One concept that many developers that are new to Adobe CQ/Adobe Experience Manager seem to struggle with is the extension and reuse of page template components. While creating these templates can seem more like art than science, if you understand the basics of overriding and reusing JSPs, your job will be much easier.
Adobe CQ5 templates are essentially layouts for pages that allow for easy creation and organization of content to produce a consistent look and feel across your application. While designing your templates you should look at the desired end design and ask yourself: How can I break these pages down? What parts, if any, are the same across the entire site? Where does styling match across different pages and how can I use these similarities to reduce duplication of code?
When I have to build a template collection, I generally like to start out with a basepage template. This template is created with the intention to not actually use it to create any content pages but rather provide the groundwork for all other page templates. This means only including code that we can reasonably believe to be consistent across the entire site. This template should have at least:
- basepage.jsp - Contains <html> tags and includes head.jsp and body.jsp.
- body.jsp - Contains <body> tags and includes header.jsp, content.jsp, and footer.jsp.
- content.jsp - Contains paragraph system(s) for authoring content.
- footer.jsp - Contains markup for any footer content.
- head.jsp - Contains <head> tags.
- header.jsp - Contains markup for any header content.
- dialog - Standard dialog copied from /foundation/components/page with extra tabs added as needed for your application.
In each of the above, any static content, styling, or html markup, would be inserted around the appropriate tags in the respective JSP from above. The idea is to only insert code that reasonably could be expected to be consistent across a good portion of the site. Below, using shades of blue, you can see how each JSP affects the overall look of the page.
Now that we have the basepage, we can produce the templates that will actually be used to produce pages. In doing so, we will be reusing as much code as we can by only overriding the JSPs that we have to. If we wanted to add a navigation bar to the left we could create the leftnavpage template, which would have basepage as a superType. We would then create:
- body.jsp - Like above, this would contain <body> tags and includes header.jsp, content.jsp, and footer.jsp. We would also add an include for leftnav.jsp.
- leftnav.jsp - The markup for the navigation bar on the left.
In addition, we would also add a new content.jsp. Since this is where content is authored into the parsys, content.jsp will often contain a lot of html markup specific to a particular look and feel for a set of pages. As such, almost every new template will have at least an overridden content.jsp. The following image shows what a page made with the leftnavpage template would look like with shades of red. Notice that since we didn't override header.jsp or footer.jsp, they are inherited from basepage thus the blue sections being displayed. And while we can't see from this image, basepage.jsp, head.jsp, and the dialog are also inherited.

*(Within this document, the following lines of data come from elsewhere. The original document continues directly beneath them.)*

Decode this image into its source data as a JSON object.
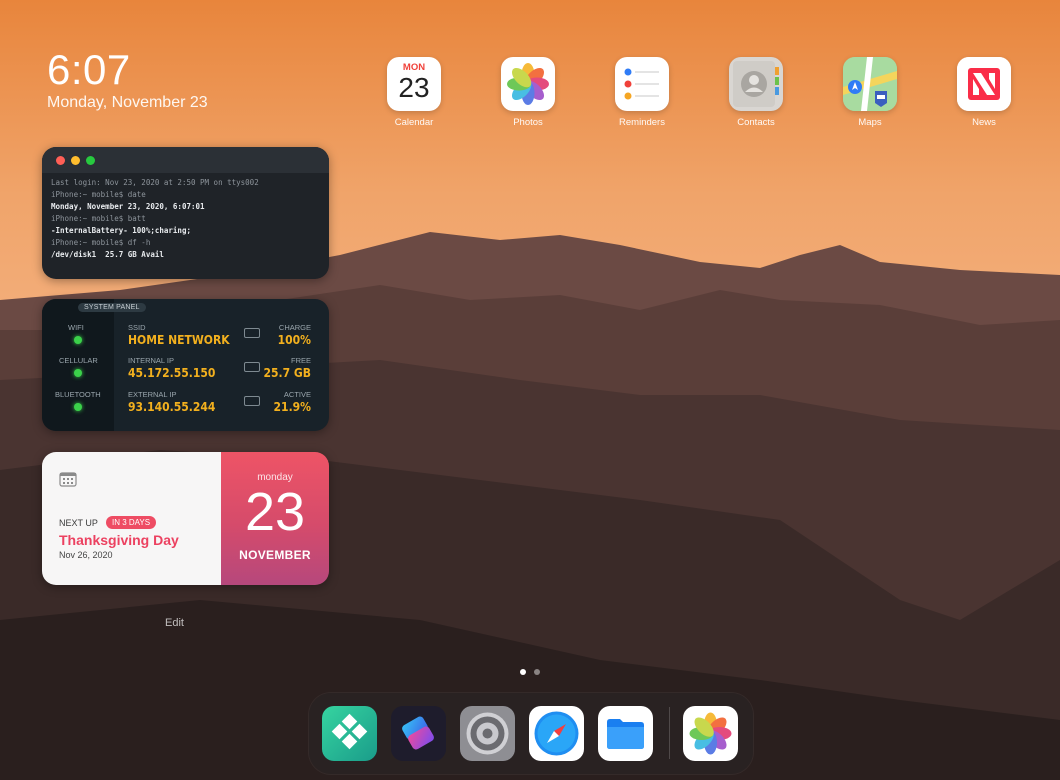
{
  "status": {
    "time": "6:07",
    "date": "Monday, November 23"
  },
  "apps": [
    {
      "label": "Calendar",
      "icon": "calendar-icon",
      "month": "MON",
      "day": "23"
    },
    {
      "label": "Photos",
      "icon": "photos-icon"
    },
    {
      "label": "Reminders",
      "icon": "reminders-icon"
    },
    {
      "label": "Contacts",
      "icon": "contacts-icon"
    },
    {
      "label": "Maps",
      "icon": "maps-icon"
    },
    {
      "label": "News",
      "icon": "news-icon"
    }
  ],
  "terminal": {
    "lines": [
      "Last login: Nov 23, 2020 at 2:50 PM on ttys002",
      "iPhone:~ mobile$ date",
      "Monday, November 23, 2020, 6:07:01",
      "iPhone:~ mobile$ batt",
      "-InternalBattery- 100%;charing;",
      "iPhone:~ mobile$ df -h",
      "/dev/disk1  25.7 GB Avail"
    ]
  },
  "system_panel": {
    "tag": "SYSTEM PANEL",
    "wifi_label": "WIFI",
    "cellular_label": "CELLULAR",
    "bluetooth_label": "BLUETOOTH",
    "ssid_label": "SSID",
    "ssid_value": "HOME NETWORK",
    "internal_ip_label": "INTERNAL IP",
    "internal_ip_value": "45.172.55.150",
    "external_ip_label": "EXTERNAL IP",
    "external_ip_value": "93.140.55.244",
    "charge_label": "CHARGE",
    "charge_value": "100%",
    "free_label": "FREE",
    "free_value": "25.7 GB",
    "active_label": "ACTIVE",
    "active_value": "21.9%"
  },
  "calendar_widget": {
    "next_up": "NEXT UP",
    "badge": "IN 3 DAYS",
    "event": "Thanksgiving Day",
    "event_date": "Nov 26, 2020",
    "weekday": "monday",
    "day": "23",
    "month": "NOVEMBER"
  },
  "edit_label": "Edit",
  "dock": [
    "shortcuts-alt-icon",
    "shortcuts-icon",
    "settings-icon",
    "safari-icon",
    "files-icon",
    "photos-icon"
  ],
  "colors": {
    "accent_red": "#ec4160",
    "led_green": "#3bd14a",
    "panel_value": "#f2b01e"
  }
}
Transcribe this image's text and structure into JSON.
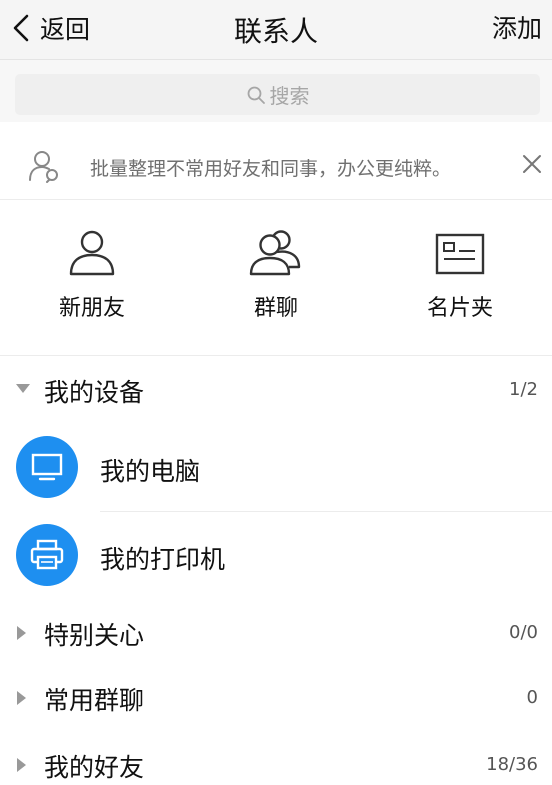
{
  "header": {
    "back_label": "返回",
    "title": "联系人",
    "add_label": "添加"
  },
  "search": {
    "placeholder": "搜索"
  },
  "tip": {
    "text": "批量整理不常用好友和同事，办公更纯粹。"
  },
  "shortcuts": [
    {
      "label": "新朋友",
      "icon": "person-icon"
    },
    {
      "label": "群聊",
      "icon": "group-icon"
    },
    {
      "label": "名片夹",
      "icon": "business-card-icon"
    }
  ],
  "groups": {
    "devices": {
      "name": "我的设备",
      "count": "1/2",
      "expanded": true
    },
    "special": {
      "name": "特别关心",
      "count": "0/0",
      "expanded": false
    },
    "common_groups": {
      "name": "常用群聊",
      "count": "0",
      "expanded": false
    },
    "friends": {
      "name": "我的好友",
      "count": "18/36",
      "expanded": false
    }
  },
  "devices": [
    {
      "name": "我的电脑",
      "icon": "computer-icon"
    },
    {
      "name": "我的打印机",
      "icon": "printer-icon"
    }
  ],
  "colors": {
    "accent": "#1e8ff0",
    "header_bg": "#f5f5f5",
    "muted_text": "#707070"
  }
}
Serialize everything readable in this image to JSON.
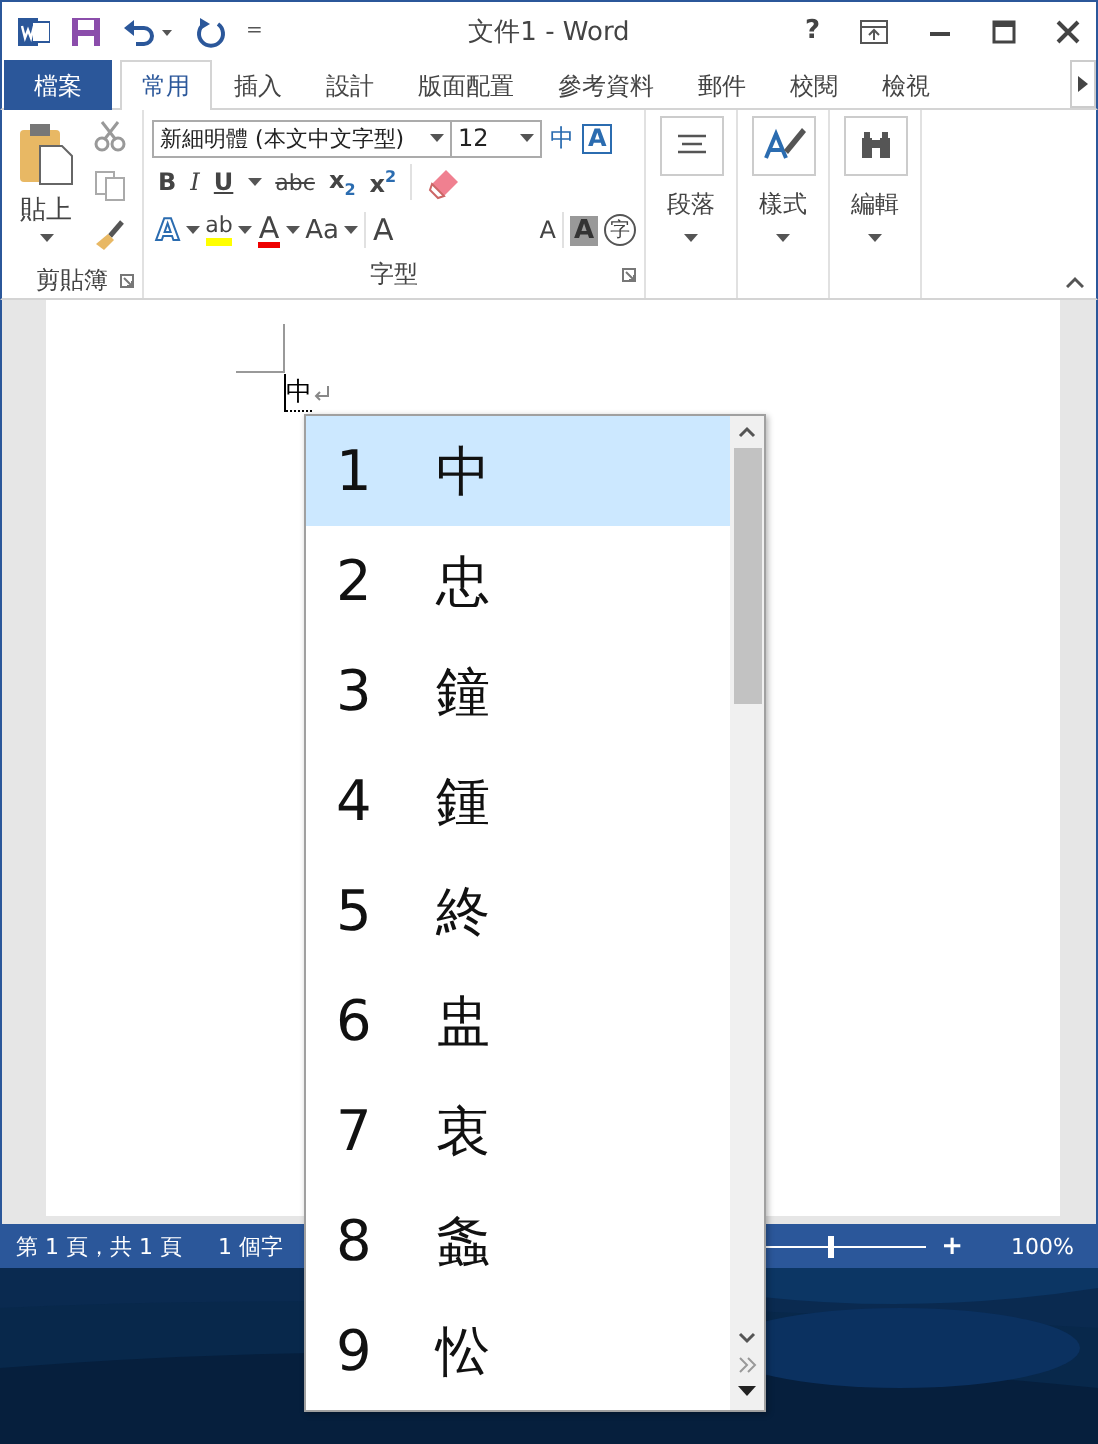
{
  "window": {
    "title": "文件1 - Word"
  },
  "quick_access": {
    "more": "="
  },
  "title_controls": {
    "help": "?"
  },
  "tabs": [
    {
      "label": "檔案",
      "kind": "file",
      "selected": false
    },
    {
      "label": "常用",
      "kind": "tab",
      "selected": true
    },
    {
      "label": "插入",
      "kind": "tab",
      "selected": false
    },
    {
      "label": "設計",
      "kind": "tab",
      "selected": false
    },
    {
      "label": "版面配置",
      "kind": "tab",
      "selected": false
    },
    {
      "label": "參考資料",
      "kind": "tab",
      "selected": false
    },
    {
      "label": "郵件",
      "kind": "tab",
      "selected": false
    },
    {
      "label": "校閱",
      "kind": "tab",
      "selected": false
    },
    {
      "label": "檢視",
      "kind": "tab",
      "selected": false
    }
  ],
  "ribbon": {
    "clipboard": {
      "paste": "貼上",
      "group": "剪貼簿"
    },
    "font": {
      "name": "新細明體 (本文中文字型)",
      "size": "12",
      "phonetic": "中",
      "border_letter": "A",
      "formats": [
        "B",
        "I",
        "U",
        "abc",
        "x$_{2}$",
        "x$^{2}$"
      ],
      "row3": [
        "A",
        "ab",
        "A",
        "Aa",
        "A",
        "A",
        "A",
        "字"
      ],
      "group": "字型"
    },
    "groups": [
      "段落",
      "樣式",
      "編輯"
    ]
  },
  "document": {
    "text": "中"
  },
  "candidates": [
    {
      "number": "1",
      "char": "中",
      "selected": true
    },
    {
      "number": "2",
      "char": "忠",
      "selected": false
    },
    {
      "number": "3",
      "char": "鐘",
      "selected": false
    },
    {
      "number": "4",
      "char": "鍾",
      "selected": false
    },
    {
      "number": "5",
      "char": "終",
      "selected": false
    },
    {
      "number": "6",
      "char": "盅",
      "selected": false
    },
    {
      "number": "7",
      "char": "衷",
      "selected": false
    },
    {
      "number": "8",
      "char": "螽",
      "selected": false
    },
    {
      "number": "9",
      "char": "忪",
      "selected": false
    }
  ],
  "status_bar": {
    "page": "第 1 頁，共 1 頁",
    "words": "1 個字",
    "zoom_plus": "+",
    "zoom": "100%",
    "zoom_slider": {
      "level": 0.5
    }
  }
}
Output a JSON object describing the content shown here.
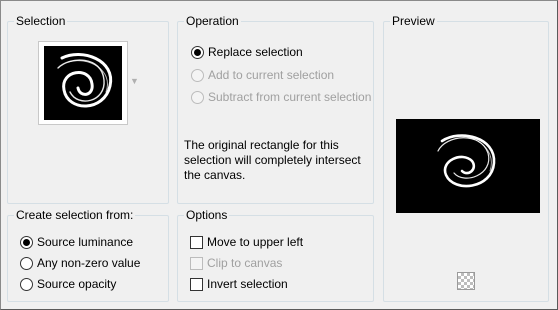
{
  "selection": {
    "title": "Selection"
  },
  "operation": {
    "title": "Operation",
    "options": [
      {
        "label": "Replace selection",
        "selected": true,
        "enabled": true
      },
      {
        "label": "Add to current selection",
        "selected": false,
        "enabled": false
      },
      {
        "label": "Subtract from current selection",
        "selected": false,
        "enabled": false
      }
    ],
    "note": "The original rectangle for this selection will completely intersect the canvas."
  },
  "preview": {
    "title": "Preview"
  },
  "create_from": {
    "title": "Create selection from:",
    "options": [
      {
        "label": "Source luminance",
        "selected": true
      },
      {
        "label": "Any non-zero value",
        "selected": false
      },
      {
        "label": "Source opacity",
        "selected": false
      }
    ]
  },
  "options": {
    "title": "Options",
    "items": [
      {
        "label": "Move to upper left",
        "checked": false,
        "enabled": true
      },
      {
        "label": "Clip to canvas",
        "checked": false,
        "enabled": false
      },
      {
        "label": "Invert selection",
        "checked": false,
        "enabled": true
      }
    ]
  },
  "colors": {
    "image_bg": "#000000",
    "swirl": "#ffffff",
    "group_border": "#d5dfe5"
  },
  "icons": {
    "dropdown": "chevron-down-icon",
    "transparency": "checkerboard-icon"
  }
}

Extending on the first example, if we wanted a page with a different header, we'd follow the same process as with leftnavpage but create a custom header.jsp in addition to body.jsp and content.jsp. We can visualize this below, seeing that header.jsp has been overridden but footer.jsp remains inherited (along with basepage.jsp, head.jsp, and the dialog).
While there may be other strategies for building Adobe CQ5 templates, the above is more intended to demonstrate by example how one can modularize template development. Hopefully these examples help to visualize how to plan and construct reusable template components with minimal code reproduction. Any questions, comments, or suggestions are appreciated.